TREASURIES-U.S. bond prices slip on upbeat retail sales data
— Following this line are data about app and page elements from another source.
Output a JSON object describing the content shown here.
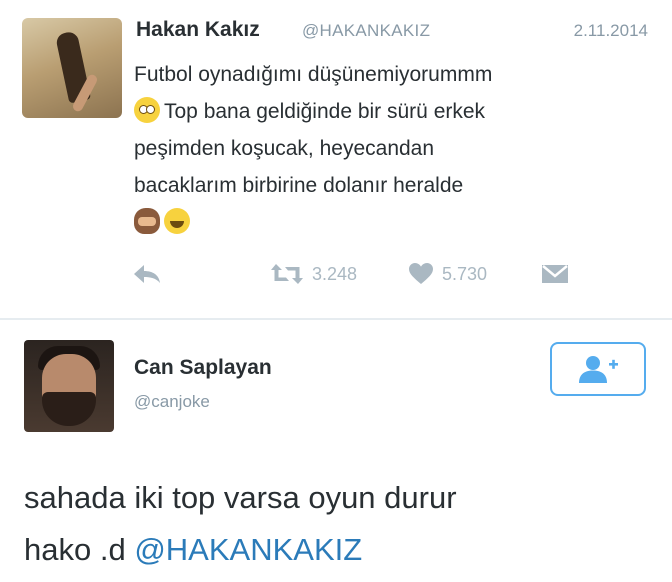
{
  "tweet": {
    "author_name": "Hakan Kakız",
    "author_handle": "@HAKANKAKIZ",
    "date": "2.11.2014",
    "lines": [
      "Futbol oynadığımı düşünemiyorummm",
      "Top bana geldiğinde bir sürü erkek",
      "peşimden koşucak, heyecandan",
      "bacaklarım birbirine dolanır heralde"
    ],
    "emoji_icons": [
      "flushed-face-icon",
      "see-no-evil-monkey-icon",
      "smiling-face-icon"
    ],
    "retweet_count": "3.248",
    "like_count": "5.730"
  },
  "reply": {
    "author_name": "Can Saplayan",
    "author_handle": "@canjoke",
    "line1": "sahada iki top varsa oyun durur",
    "line2_text": "hako .d",
    "mention": "@HAKANKAKIZ"
  },
  "colors": {
    "text": "#292f33",
    "muted": "#8899a6",
    "action": "#aab8c2",
    "accent": "#55acee",
    "mention": "#2b7bb9"
  }
}
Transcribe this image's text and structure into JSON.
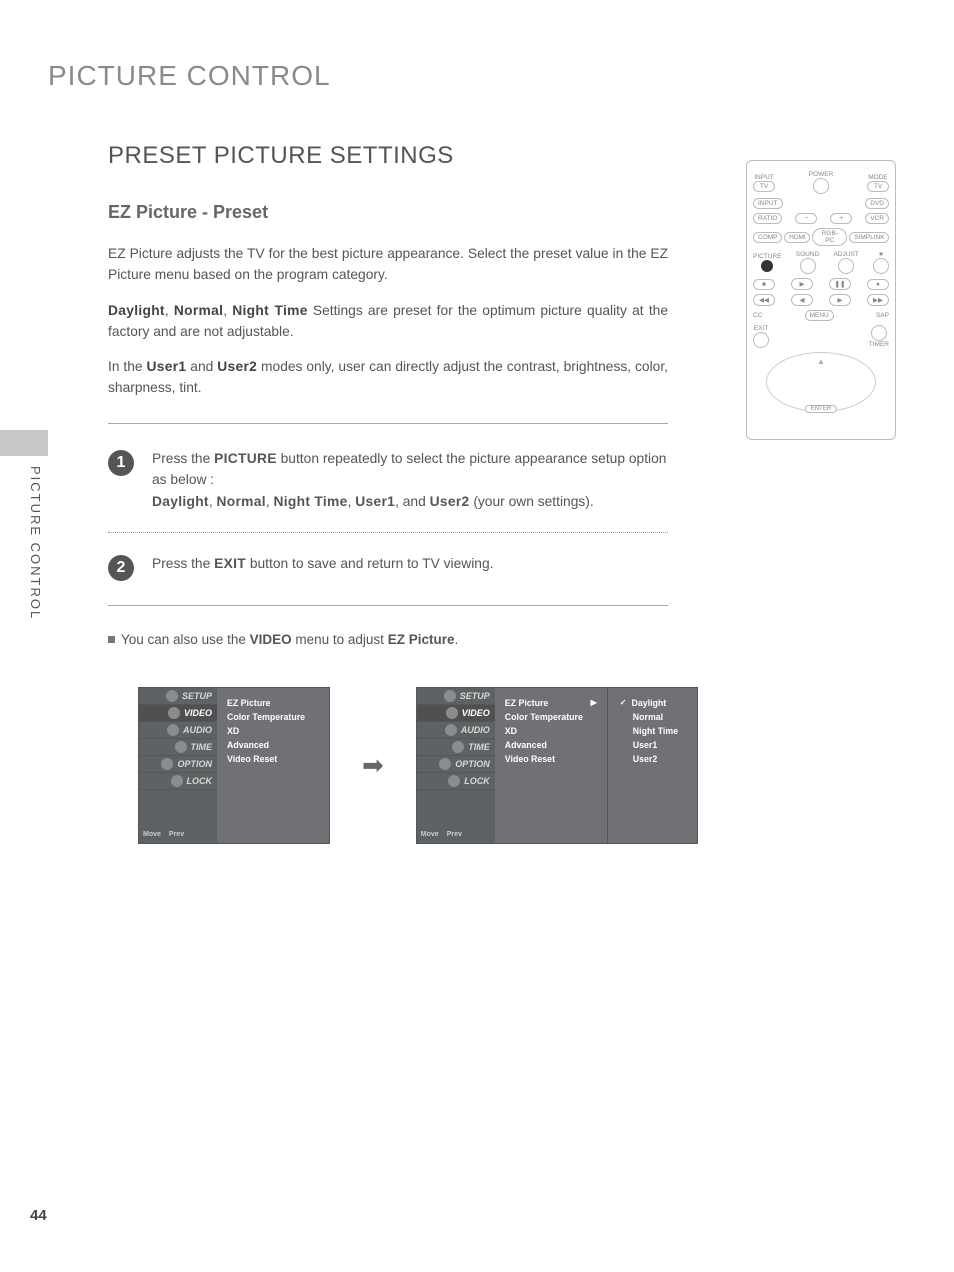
{
  "page_number": "44",
  "side_tab": "PICTURE CONTROL",
  "main_title": "PICTURE CONTROL",
  "sub_title": "PRESET PICTURE SETTINGS",
  "section_title": "EZ Picture - Preset",
  "para1": "EZ Picture adjusts the TV for the best picture appearance. Select the preset value in the EZ Picture menu based on the program category.",
  "para2_pre": "Daylight",
  "para2_mid1": ", ",
  "para2_b2": "Normal",
  "para2_mid2": ", ",
  "para2_b3": "Night Time",
  "para2_tail": " Settings are preset for the optimum picture quality at the factory and are not adjustable.",
  "para3_pre": "In the ",
  "para3_b1": "User1",
  "para3_mid": " and ",
  "para3_b2": "User2",
  "para3_tail": " modes only, user can directly adjust the contrast, brightness, color, sharpness, tint.",
  "step1_badge": "1",
  "step1_l1_pre": "Press the ",
  "step1_l1_b": "PICTURE",
  "step1_l1_tail": " button repeatedly to select the picture appearance setup option as below :",
  "step1_l2_b1": "Daylight",
  "step1_l2_s1": ", ",
  "step1_l2_b2": "Normal",
  "step1_l2_s2": ", ",
  "step1_l2_b3": "Night Time",
  "step1_l2_s3": ", ",
  "step1_l2_b4": "User1",
  "step1_l2_s4": ", and ",
  "step1_l2_b5": "User2",
  "step1_l2_tail": " (your own settings).",
  "step2_badge": "2",
  "step2_pre": "Press the ",
  "step2_b": "EXIT",
  "step2_tail": " button to save and return to TV viewing.",
  "note_pre": "You can also use the ",
  "note_b1": "VIDEO",
  "note_mid": " menu to adjust ",
  "note_b2": "EZ Picture",
  "note_tail": ".",
  "remote": {
    "input": "INPUT",
    "mode": "MODE",
    "tv": "TV",
    "power": "POWER",
    "dvd": "DVD",
    "ratio": "RATIO",
    "vcr": "VCR",
    "comp": "COMP",
    "hdmi": "HDMI",
    "rgbpc": "RGB-PC",
    "simplink": "SIMPLINK",
    "picture": "PICTURE",
    "sound": "SOUND",
    "adjust": "ADJUST",
    "cc": "CC",
    "menu": "MENU",
    "sap": "SAP",
    "exit": "EXIT",
    "timer": "TIMER",
    "enter": "ENTER"
  },
  "osd": {
    "sidebar": [
      "SETUP",
      "VIDEO",
      "AUDIO",
      "TIME",
      "OPTION",
      "LOCK"
    ],
    "footer_move": "Move",
    "footer_prev": "Prev",
    "main": [
      "EZ Picture",
      "Color Temperature",
      "XD",
      "Advanced",
      "Video Reset"
    ],
    "sub": [
      "Daylight",
      "Normal",
      "Night Time",
      "User1",
      "User2"
    ],
    "arrow": "▶",
    "transition": "➡"
  }
}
* Economists push up Q4 GDP forecasts on retail sales data * Jump in new jobless claims dismissed as anomaly * Direct bid light in 30-year Treasury bond auction * Fed bought $3.73 billon Treasuries due 2019-2020 * U.S. to sell $96 bln Treasuries, $16 bln TIPS next week By Ellen Freilich NEW YORK, Dec 12 (Reuters) - U.S. Treasuries prices slipped on Thursday after stronger-than-expected retail sales data, which indicated fourth-quarter domestic growth might be less weak than some had thought, prompted traders to trim their bond holdings. The retail sales report reinforced selling that was already in place as traders made room for $13 billion worth of 30-year bonds, the last part of this week's supply of $64 billion in coupon-bearing government debt. Demand for the re-opened 30-year bond issue was average. The auction "tailed" the 1 p.m. (1800 GMT) bidding deadline level by 1 basis point for a yield of 3.90 percent, said Brett Rose, analyst at Citigroup Global Markets, in a research note. U.S. retail sales rose 0.7 percent in November. "The November retail sales report was strong, prompting us to increase our Q4 GDP tracking estimate by four-tenths to 1.9 percent," economists at Goldman Sachs said. The data also fed discussion over whether the Federal Reserve might decide to trim its $85 billion of monthly purchases of Treasuries and mortgage-backed securities at its policy meeting next Tuesday and Wednesday. "It puts in question the belief about the tapering early next year. It also raises the possibility a rate hike might happen sooner rather than later," said Thomas Roth, executive director of U.S. government bond trading at Mitsubishi UFJ Securities in New York. Thirty-two economists expect the Fed to taper its third round of quantitative easing in March, while 22 said it would scale back its bond-buying program in January, according to a Reuters poll released on Wednesday. Only 12 economists expected a tapering announcement next week. The upbeat retail sales figures were countered by a jump in weekly jobless claims that raised some doubt as to whether the recent pickup in job growth is sustainable. Some economists tied the increase -- the biggest weekly rise in filings for unemployment benefits in 13 months -- to seasonal distortions from the Thanksgiving holiday in late November. "You have to take the two weeks together," said Jacob Oubina, senior economist with RBC Securities in New York. ING U.S. Investment Management economist Tanweer Akram said the market is also dealing with "quite a bit of uncertainty going forward" regarding next week's Fed policy meeting. "It's going to be a fairly close call about whether the Fed is going to start engaging in tapering," he said. "It's not a done deal; it's a subject for debate." On the open market, benchmark 10-year Treasury notes last traded 8/32 lower, their yields rising to 2.89 percent, at the high end of their recent range. The 30-year bond slipped 7/32, its yield rising to 3.90 percent. The increased likelihood of Fed tapering by early 2014, if the data continues support the view of an improving economy, makes the 30-year bond more appealing than shorter-dated issues as less monetary stimulus reduces the risk of inflation and shores up the U.S. dollar, analysts said. The 30-year bond auction followed a poor $21 billion 10-year note sale on Wednesday and a solid $30 billion three-year note auction on Tuesday. The supply wave will continue next week when the U.S. Treasury will sell $32 billion in two-year notes, $35 billion in five-year debt, $29 billion in seven-year notes and $16 billion in five-year Treasury Inflation-Protected Securities. The Fed on Thursday bought $3.73 billion in Treasuries due in 2019 and 2020, as a part of its planned $45 billion of purchases of government debt in December.